*TO DO:*
Images stay out. Everything else in the records is repeated exactly.
╭─ DATA SHOWN
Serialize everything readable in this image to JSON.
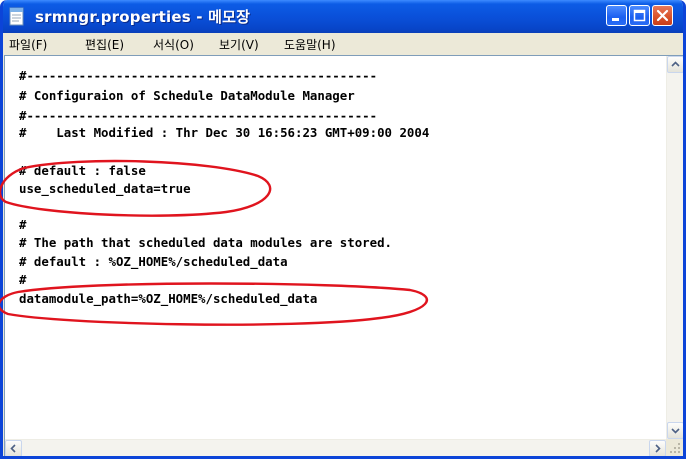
{
  "window": {
    "title": "srmngr.properties - 메모장",
    "accent": "#0a4fd8",
    "controls": [
      "minimize",
      "maximize",
      "close"
    ]
  },
  "menu": [
    {
      "label": "파일(F)"
    },
    {
      "label": "편집(E)"
    },
    {
      "label": "서식(O)"
    },
    {
      "label": "보기(V)"
    },
    {
      "label": "도움말(H)"
    }
  ],
  "editor": {
    "lines": [
      "#-----------------------------------------------",
      "# Configuraion of Schedule DataModule Manager",
      "#-----------------------------------------------",
      "#    Last Modified : Thr Dec 30 16:56:23 GMT+09:00 2004",
      "",
      "# default : false",
      "use_scheduled_data=true",
      "",
      "#",
      "# The path that scheduled data modules are stored.",
      "# default : %OZ_HOME%/scheduled_data",
      "#",
      "datamodule_path=%OZ_HOME%/scheduled_data"
    ]
  },
  "annotations": {
    "highlight_color": "#e0141e",
    "highlighted_lines": [
      "use_scheduled_data=true",
      "datamodule_path=%OZ_HOME%/scheduled_data"
    ]
  }
}
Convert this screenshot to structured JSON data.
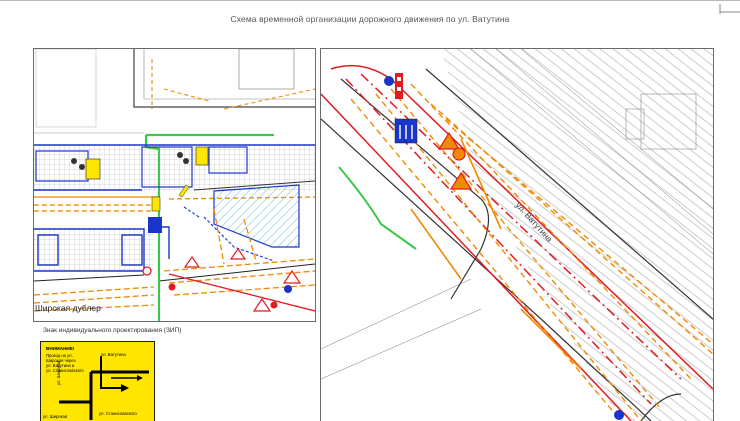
{
  "document": {
    "title": "Схема временной организации дорожного движения по ул. Ватутина"
  },
  "left_panel": {
    "street_label": "Широкая дублер"
  },
  "right_panel": {
    "street_label": "ул. Ватутина"
  },
  "custom_sign": {
    "caption": "Знак индивидуального проектирования (ЗИП)",
    "heading": "ВНИМАНИЕ!",
    "lines": [
      "Проезд на ул.",
      "Широкая через",
      "ул. Ватутина и",
      "ул. Станиславского"
    ],
    "road_label_top": "ул. Ватутина",
    "road_label_left": "ул. Широкая",
    "road_label_bottom": "ул. Станиславского",
    "road_label_bottom_left": "ул. Широкая"
  },
  "colors": {
    "construction_orange": "#f08a00",
    "closure_red": "#e11b22",
    "crossing_blue": "#1a35c9",
    "sign_yellow": "#ffe600",
    "green_boundary": "#39c84a",
    "hatch_blue": "#3aa8d8"
  }
}
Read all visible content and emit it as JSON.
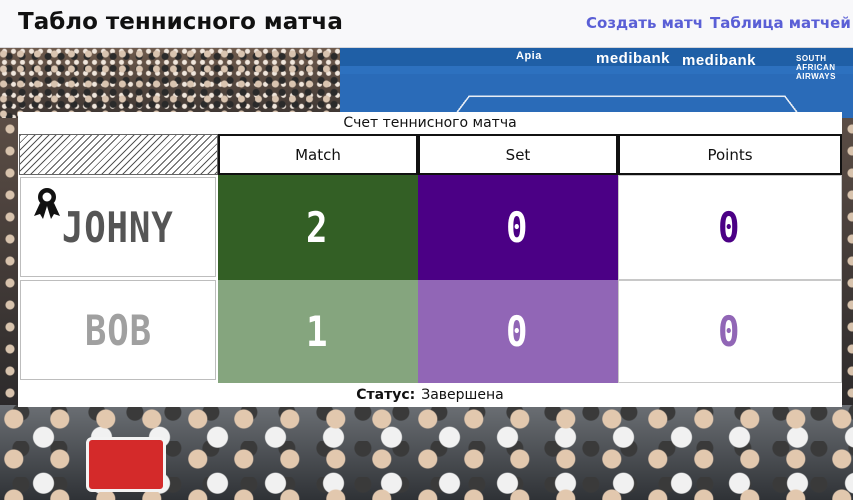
{
  "header": {
    "title": "Табло теннисного матча",
    "nav": [
      {
        "label": "Создать матч"
      },
      {
        "label": "Таблица матчей"
      }
    ]
  },
  "backdrop": {
    "banners": [
      "Apia",
      "medibank",
      "medibank",
      "SOUTH AFRICAN AIRWAYS"
    ]
  },
  "scoreboard": {
    "title": "Счет теннисного матча",
    "columns": [
      "Match",
      "Set",
      "Points"
    ],
    "players": [
      {
        "name": "JOHNY",
        "match": "2",
        "set": "0",
        "points": "0",
        "winner": true
      },
      {
        "name": "BOB",
        "match": "1",
        "set": "0",
        "points": "0",
        "winner": false
      }
    ],
    "status_label": "Статус:",
    "status_value": "Завершена"
  },
  "colors": {
    "match_row1": "#335f25",
    "match_row2": "#85a57e",
    "set_row1": "#4b0085",
    "set_row2": "#9166b6",
    "points_row1_digit": "#4b0085",
    "points_row2_digit": "#9166b6",
    "name_row1": "#555555",
    "name_row2": "#a0a0a0",
    "nav_link": "#5a5fd6"
  },
  "icons": {
    "winner": "award-ribbon-icon"
  }
}
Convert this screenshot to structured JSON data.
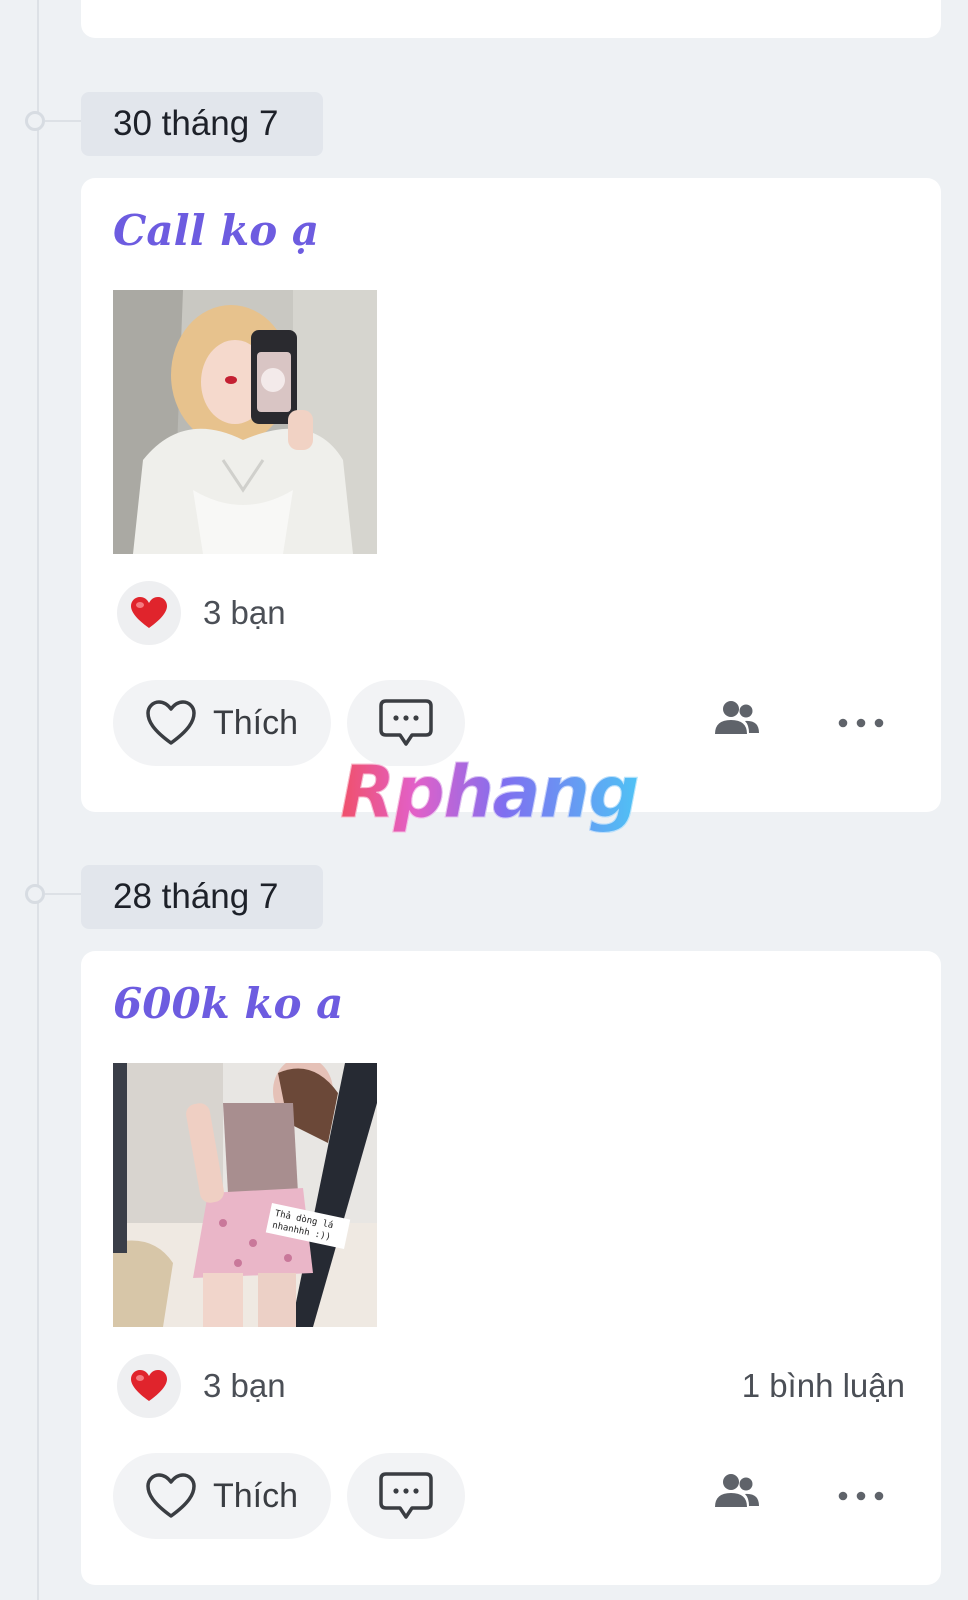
{
  "posts": [
    {
      "date": "30 tháng 7",
      "title": "Call ko ạ",
      "photo_icon": "photo-selfie-white-top",
      "reaction_icon": "heart-icon",
      "reaction_count": "3 bạn",
      "comment_count": "",
      "like_label": "Thích"
    },
    {
      "date": "28 tháng 7",
      "title": "600k ko a",
      "photo_icon": "photo-mirror-pink-shorts",
      "photo_caption": "Thả dòng lá nhanhhh :))",
      "reaction_icon": "heart-icon",
      "reaction_count": "3 bạn",
      "comment_count": "1 bình luận",
      "like_label": "Thích"
    }
  ],
  "watermark": "Rphang",
  "colors": {
    "background": "#eef1f4",
    "title_accent": "#6d5ce0",
    "heart": "#e0242c",
    "card": "#ffffff"
  }
}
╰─
*EXERCISE SOLUTION:*
Serialize everything readable in this image to JSON.
{
  "window": {
    "title": "srmngr.properties - 메모장",
    "accent": "#0a4fd8",
    "controls": [
      "minimize",
      "maximize",
      "close"
    ]
  },
  "menu": [
    {
      "label": "파일(F)"
    },
    {
      "label": "편집(E)"
    },
    {
      "label": "서식(O)"
    },
    {
      "label": "보기(V)"
    },
    {
      "label": "도움말(H)"
    }
  ],
  "editor": {
    "lines": [
      "#-----------------------------------------------",
      "# Configuraion of Schedule DataModule Manager",
      "#-----------------------------------------------",
      "#    Last Modified : Thr Dec 30 16:56:23 GMT+09:00 2004",
      "",
      "# default : false",
      "use_scheduled_data=true",
      "",
      "#",
      "# The path that scheduled data modules are stored.",
      "# default : %OZ_HOME%/scheduled_data",
      "#",
      "datamodule_path=%OZ_HOME%/scheduled_data"
    ]
  },
  "annotations": {
    "highlight_color": "#e0141e",
    "highlighted_lines": [
      "use_scheduled_data=true",
      "datamodule_path=%OZ_HOME%/scheduled_data"
    ]
  }
}
Convert this screenshot to structured JSON data.
{
  "document": {
    "title": "Схема временной организации дорожного движения по ул. Ватутина"
  },
  "left_panel": {
    "street_label": "Широкая дублер"
  },
  "right_panel": {
    "street_label": "ул. Ватутина"
  },
  "custom_sign": {
    "caption": "Знак индивидуального проектирования (ЗИП)",
    "heading": "ВНИМАНИЕ!",
    "lines": [
      "Проезд на ул.",
      "Широкая через",
      "ул. Ватутина и",
      "ул. Станиславского"
    ],
    "road_label_top": "ул. Ватутина",
    "road_label_left": "ул. Широкая",
    "road_label_bottom": "ул. Станиславского",
    "road_label_bottom_left": "ул. Широкая"
  },
  "colors": {
    "construction_orange": "#f08a00",
    "closure_red": "#e11b22",
    "crossing_blue": "#1a35c9",
    "sign_yellow": "#ffe600",
    "green_boundary": "#39c84a",
    "hatch_blue": "#3aa8d8"
  }
}
Read all visible content and emit it as JSON.
{
  "header": {
    "title": "Табло теннисного матча",
    "nav": [
      {
        "label": "Создать матч"
      },
      {
        "label": "Таблица матчей"
      }
    ]
  },
  "backdrop": {
    "banners": [
      "Apia",
      "medibank",
      "medibank",
      "SOUTH AFRICAN AIRWAYS"
    ]
  },
  "scoreboard": {
    "title": "Счет теннисного матча",
    "columns": [
      "Match",
      "Set",
      "Points"
    ],
    "players": [
      {
        "name": "JOHNY",
        "match": "2",
        "set": "0",
        "points": "0",
        "winner": true
      },
      {
        "name": "BOB",
        "match": "1",
        "set": "0",
        "points": "0",
        "winner": false
      }
    ],
    "status_label": "Статус:",
    "status_value": "Завершена"
  },
  "colors": {
    "match_row1": "#335f25",
    "match_row2": "#85a57e",
    "set_row1": "#4b0085",
    "set_row2": "#9166b6",
    "points_row1_digit": "#4b0085",
    "points_row2_digit": "#9166b6",
    "name_row1": "#555555",
    "name_row2": "#a0a0a0",
    "nav_link": "#5a5fd6"
  },
  "icons": {
    "winner": "award-ribbon-icon"
  }
}
Convert this screenshot to structured JSON data.
{
  "posts": [
    {
      "date": "30 tháng 7",
      "title": "Call ko ạ",
      "photo_icon": "photo-selfie-white-top",
      "reaction_icon": "heart-icon",
      "reaction_count": "3 bạn",
      "comment_count": "",
      "like_label": "Thích"
    },
    {
      "date": "28 tháng 7",
      "title": "600k ko a",
      "photo_icon": "photo-mirror-pink-shorts",
      "photo_caption": "Thả dòng lá nhanhhh :))",
      "reaction_icon": "heart-icon",
      "reaction_count": "3 bạn",
      "comment_count": "1 bình luận",
      "like_label": "Thích"
    }
  ],
  "watermark": "Rphang",
  "colors": {
    "background": "#eef1f4",
    "title_accent": "#6d5ce0",
    "heart": "#e0242c",
    "card": "#ffffff"
  }
}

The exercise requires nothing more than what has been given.